Iheanacho Nwosu, Romanus Ugwu, Abuja
A consortium of Civil Society Organizations, under the auspices of Independent Service Delivery Monitoring Group (ISDMG), have accused the leadership of Nigerian political parties of complicity in alleged underage voting during elections in the country.
Reacting to the massive outcry that greeted the 2018 Kano Local Government election, the group claimed that the response from the Independent National Electoral Commission (INEC) from its FOI request revealed that the electoral body has been issuing copies of voters’ register to political parties.
Reading a prepared address, the Executive Director of the group, Dr Chima Amadi said:
“Issuing voters’ register to the parties has been done since 2011 and as recently as February 2018. Our FOI request included availing us of the evidence of such presentation of copies to the political parties.
“We are astonished to learn that all opposition parties in Kano State, and indeed all other states where allegations of underage voters, aliens and other unqualified persons have ever been made, that no political party in the country has ever reached out to INEC with any objection from the copies of the register which they hold.
“Political parties have a role to play in the duty of INEC to maintain a credible voters’ register, and this informed why the law allows the electoral commission to issue copies of the updated registers to them. Could their silence be that they were also explicating to benefit from the ill?” the group asked rhetorically.
ISDMG further noted that:
“There is no doubt that political parties remain an integral part of the process aimed at achieving the desired reforms of institutionalizing a credible electoral process. If they are failing in their responsibilities, it falls on civil society to remind and reawaken them to their responsibility.
“Crying after the milk is spilt when there was ample opportunity to ensure the milk did not spill is reactionary and not in the interest of our democracy, and particularly fee and fair elections.
“As part of general procedures for entertaining complaints and objections, the Electoral Act 2010 (as Amended) in section 19 refers to the display of the voters list for a period not less than five days and not exceeding 14 days for public scrutiny, and during that period any objection and complaints in relation to the register can be raised.
“We have evidence that the Commission has been consistent with the provision, and at the end of every registration cycle appoints two Assistant Revision Officers for each centre with appropriate forms to collate objections and complaints.
“Unfortunately, no political party or indeed any person, has utilised this beautiful provision the law and presented any objection to the Commission in the two election cycles of 2011 and 2015 since this procedure commenced. All aliens, underage persons and indeed all unqualified, must have their names expunged from the voters register,” ISDMG demanded.

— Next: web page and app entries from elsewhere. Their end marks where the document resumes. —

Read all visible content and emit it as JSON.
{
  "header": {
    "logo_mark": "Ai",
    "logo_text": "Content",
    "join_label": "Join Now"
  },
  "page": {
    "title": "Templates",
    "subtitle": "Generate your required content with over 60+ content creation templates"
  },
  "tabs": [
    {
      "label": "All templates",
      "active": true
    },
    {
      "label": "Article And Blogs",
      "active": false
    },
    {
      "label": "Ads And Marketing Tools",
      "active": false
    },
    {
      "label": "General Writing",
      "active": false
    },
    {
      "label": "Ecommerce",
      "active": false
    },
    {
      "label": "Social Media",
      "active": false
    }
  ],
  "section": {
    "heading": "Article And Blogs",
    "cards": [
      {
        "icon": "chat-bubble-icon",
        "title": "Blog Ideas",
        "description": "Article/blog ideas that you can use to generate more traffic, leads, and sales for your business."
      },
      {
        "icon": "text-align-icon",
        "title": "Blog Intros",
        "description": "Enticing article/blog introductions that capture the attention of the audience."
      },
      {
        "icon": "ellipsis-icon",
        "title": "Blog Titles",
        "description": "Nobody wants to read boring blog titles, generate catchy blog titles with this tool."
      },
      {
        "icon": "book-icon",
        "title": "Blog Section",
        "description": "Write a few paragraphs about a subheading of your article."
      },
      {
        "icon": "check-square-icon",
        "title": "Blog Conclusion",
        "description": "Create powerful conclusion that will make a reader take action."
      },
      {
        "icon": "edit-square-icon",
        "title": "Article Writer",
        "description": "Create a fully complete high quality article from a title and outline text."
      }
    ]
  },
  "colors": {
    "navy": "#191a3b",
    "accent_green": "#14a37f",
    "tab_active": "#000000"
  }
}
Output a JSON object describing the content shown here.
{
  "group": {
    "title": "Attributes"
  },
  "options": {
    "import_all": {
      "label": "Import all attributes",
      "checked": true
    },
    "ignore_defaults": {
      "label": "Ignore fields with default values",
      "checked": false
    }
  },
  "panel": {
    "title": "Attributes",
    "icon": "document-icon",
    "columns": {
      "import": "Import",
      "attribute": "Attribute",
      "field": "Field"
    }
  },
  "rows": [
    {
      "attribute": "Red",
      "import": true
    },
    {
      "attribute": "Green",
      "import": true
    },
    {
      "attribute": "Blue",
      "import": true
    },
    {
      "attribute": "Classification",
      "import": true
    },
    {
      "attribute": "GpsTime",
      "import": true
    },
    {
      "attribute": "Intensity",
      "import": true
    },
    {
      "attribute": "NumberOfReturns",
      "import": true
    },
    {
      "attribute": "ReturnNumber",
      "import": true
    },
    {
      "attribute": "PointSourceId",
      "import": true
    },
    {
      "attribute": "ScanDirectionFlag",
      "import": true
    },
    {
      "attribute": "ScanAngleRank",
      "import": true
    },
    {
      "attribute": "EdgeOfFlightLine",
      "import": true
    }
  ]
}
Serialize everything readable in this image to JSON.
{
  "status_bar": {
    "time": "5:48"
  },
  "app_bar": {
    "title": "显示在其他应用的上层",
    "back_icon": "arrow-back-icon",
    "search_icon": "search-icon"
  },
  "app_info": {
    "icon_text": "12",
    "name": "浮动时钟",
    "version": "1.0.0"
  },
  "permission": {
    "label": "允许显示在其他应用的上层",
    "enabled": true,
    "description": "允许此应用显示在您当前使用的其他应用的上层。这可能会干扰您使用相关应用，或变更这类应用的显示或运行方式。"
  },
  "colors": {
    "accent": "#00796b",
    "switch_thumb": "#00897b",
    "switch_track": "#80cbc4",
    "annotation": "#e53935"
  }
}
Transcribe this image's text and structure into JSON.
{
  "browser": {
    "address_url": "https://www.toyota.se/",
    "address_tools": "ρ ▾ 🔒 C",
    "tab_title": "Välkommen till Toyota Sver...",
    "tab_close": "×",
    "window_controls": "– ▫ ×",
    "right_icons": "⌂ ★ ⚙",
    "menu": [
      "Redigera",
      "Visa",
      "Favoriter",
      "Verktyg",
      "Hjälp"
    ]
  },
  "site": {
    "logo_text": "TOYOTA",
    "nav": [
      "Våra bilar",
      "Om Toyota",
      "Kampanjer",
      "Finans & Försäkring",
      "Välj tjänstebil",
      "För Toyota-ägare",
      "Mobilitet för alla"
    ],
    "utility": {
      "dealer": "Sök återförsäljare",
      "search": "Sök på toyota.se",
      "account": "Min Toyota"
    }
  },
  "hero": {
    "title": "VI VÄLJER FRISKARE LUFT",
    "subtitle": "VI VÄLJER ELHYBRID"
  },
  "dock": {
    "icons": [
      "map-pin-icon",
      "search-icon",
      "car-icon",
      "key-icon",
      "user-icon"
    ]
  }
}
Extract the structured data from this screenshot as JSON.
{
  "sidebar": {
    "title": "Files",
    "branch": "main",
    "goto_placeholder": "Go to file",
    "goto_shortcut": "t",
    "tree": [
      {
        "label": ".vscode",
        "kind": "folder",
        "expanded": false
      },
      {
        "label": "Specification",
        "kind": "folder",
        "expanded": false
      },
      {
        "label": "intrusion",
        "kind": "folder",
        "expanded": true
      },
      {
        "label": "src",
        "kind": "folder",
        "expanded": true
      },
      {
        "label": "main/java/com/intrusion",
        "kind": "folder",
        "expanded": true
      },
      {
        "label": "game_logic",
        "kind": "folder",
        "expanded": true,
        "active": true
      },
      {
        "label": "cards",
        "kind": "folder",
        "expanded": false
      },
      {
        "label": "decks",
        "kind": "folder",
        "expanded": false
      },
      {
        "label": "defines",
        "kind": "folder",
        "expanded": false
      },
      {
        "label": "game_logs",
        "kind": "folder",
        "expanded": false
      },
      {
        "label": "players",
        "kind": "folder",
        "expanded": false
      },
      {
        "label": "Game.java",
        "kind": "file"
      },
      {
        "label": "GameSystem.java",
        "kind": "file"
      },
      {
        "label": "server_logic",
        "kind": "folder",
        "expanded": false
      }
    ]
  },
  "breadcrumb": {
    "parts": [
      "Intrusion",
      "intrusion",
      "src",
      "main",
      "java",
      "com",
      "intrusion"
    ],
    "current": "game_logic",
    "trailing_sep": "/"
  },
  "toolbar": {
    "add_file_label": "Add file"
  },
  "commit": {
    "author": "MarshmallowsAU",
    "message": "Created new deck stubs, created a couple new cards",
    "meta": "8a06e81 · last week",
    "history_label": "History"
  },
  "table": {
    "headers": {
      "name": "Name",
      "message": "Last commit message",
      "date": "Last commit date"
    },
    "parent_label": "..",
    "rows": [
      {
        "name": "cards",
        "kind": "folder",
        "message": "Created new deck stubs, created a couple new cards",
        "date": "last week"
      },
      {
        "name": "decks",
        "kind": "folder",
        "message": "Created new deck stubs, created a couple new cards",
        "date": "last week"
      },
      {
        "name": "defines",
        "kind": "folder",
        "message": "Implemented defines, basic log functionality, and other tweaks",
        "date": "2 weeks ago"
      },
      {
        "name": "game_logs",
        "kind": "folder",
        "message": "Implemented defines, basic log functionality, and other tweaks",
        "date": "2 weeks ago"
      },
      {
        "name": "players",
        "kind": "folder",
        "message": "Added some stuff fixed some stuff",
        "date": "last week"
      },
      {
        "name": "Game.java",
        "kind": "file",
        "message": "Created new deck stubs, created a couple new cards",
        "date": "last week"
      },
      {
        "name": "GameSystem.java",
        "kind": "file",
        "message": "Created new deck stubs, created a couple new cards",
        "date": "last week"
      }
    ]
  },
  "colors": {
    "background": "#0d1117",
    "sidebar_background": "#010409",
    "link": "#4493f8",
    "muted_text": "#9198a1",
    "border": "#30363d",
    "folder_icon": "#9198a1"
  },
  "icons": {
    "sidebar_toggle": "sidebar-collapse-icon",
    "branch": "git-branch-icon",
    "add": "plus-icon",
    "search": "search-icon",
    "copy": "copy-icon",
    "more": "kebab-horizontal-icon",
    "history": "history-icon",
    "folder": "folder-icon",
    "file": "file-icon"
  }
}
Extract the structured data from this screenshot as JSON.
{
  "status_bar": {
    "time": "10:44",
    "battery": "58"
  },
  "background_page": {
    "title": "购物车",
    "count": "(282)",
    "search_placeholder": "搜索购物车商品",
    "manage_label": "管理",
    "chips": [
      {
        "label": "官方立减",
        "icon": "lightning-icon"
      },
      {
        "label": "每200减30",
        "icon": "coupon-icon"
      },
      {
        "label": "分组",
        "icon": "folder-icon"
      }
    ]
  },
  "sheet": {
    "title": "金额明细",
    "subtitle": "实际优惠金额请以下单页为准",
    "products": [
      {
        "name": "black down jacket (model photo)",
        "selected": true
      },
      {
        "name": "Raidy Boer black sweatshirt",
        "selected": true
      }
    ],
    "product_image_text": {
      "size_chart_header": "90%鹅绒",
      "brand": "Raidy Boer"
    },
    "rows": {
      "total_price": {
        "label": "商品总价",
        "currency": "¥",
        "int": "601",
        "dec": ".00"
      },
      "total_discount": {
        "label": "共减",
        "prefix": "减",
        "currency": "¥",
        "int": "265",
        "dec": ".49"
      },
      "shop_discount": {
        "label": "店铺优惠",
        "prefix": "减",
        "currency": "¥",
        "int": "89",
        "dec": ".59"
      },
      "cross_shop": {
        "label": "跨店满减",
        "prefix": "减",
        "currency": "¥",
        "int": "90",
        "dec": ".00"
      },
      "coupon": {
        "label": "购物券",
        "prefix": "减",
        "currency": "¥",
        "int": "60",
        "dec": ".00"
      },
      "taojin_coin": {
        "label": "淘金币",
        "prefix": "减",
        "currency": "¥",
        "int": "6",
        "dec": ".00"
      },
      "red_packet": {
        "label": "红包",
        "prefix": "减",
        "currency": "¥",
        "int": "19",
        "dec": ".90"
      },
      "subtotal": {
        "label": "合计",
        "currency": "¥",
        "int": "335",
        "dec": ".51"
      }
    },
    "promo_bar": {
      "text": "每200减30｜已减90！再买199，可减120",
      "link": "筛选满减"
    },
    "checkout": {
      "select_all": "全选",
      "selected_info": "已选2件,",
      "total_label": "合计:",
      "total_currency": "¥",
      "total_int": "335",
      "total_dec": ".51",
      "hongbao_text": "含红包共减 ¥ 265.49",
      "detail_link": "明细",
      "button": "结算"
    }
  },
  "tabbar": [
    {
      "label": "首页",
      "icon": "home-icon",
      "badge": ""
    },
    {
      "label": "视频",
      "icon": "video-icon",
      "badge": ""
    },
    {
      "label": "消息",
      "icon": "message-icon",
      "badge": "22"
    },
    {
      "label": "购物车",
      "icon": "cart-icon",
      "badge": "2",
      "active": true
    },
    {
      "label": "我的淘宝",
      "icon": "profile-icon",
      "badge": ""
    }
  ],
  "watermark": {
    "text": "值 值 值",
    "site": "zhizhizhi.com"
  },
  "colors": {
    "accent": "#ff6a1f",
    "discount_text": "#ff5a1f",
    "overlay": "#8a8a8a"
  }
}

“This INEC has introduced simultaneous accreditation and voting, has suspended the use of incident forms because of penchant for politicians to abuse it and have acquired new enhanced card readers which will read ginger prints a lot more easily and also register finger prints on the spot where the card is read as authentic and the face of the biter is cross checked and verified from the register at the polling unit.
“The new card readers were used in the Anambra governorship elections and only recorded 0.01 per cent failure and 90 per cent of these failures were rectified there in the field. The Ekiti and Osun governorship elections will provide ample opportunities for further tests and improvements to these innovations,” the group noted.
Similarly, one of the co-conveners of the Coalition, Ezenwa Nwagwu, argued that the biggest challenge facing elections in Nigeria was what he described as “citizens conspiracy”, urging Nigerians to take elections from the deal-making process.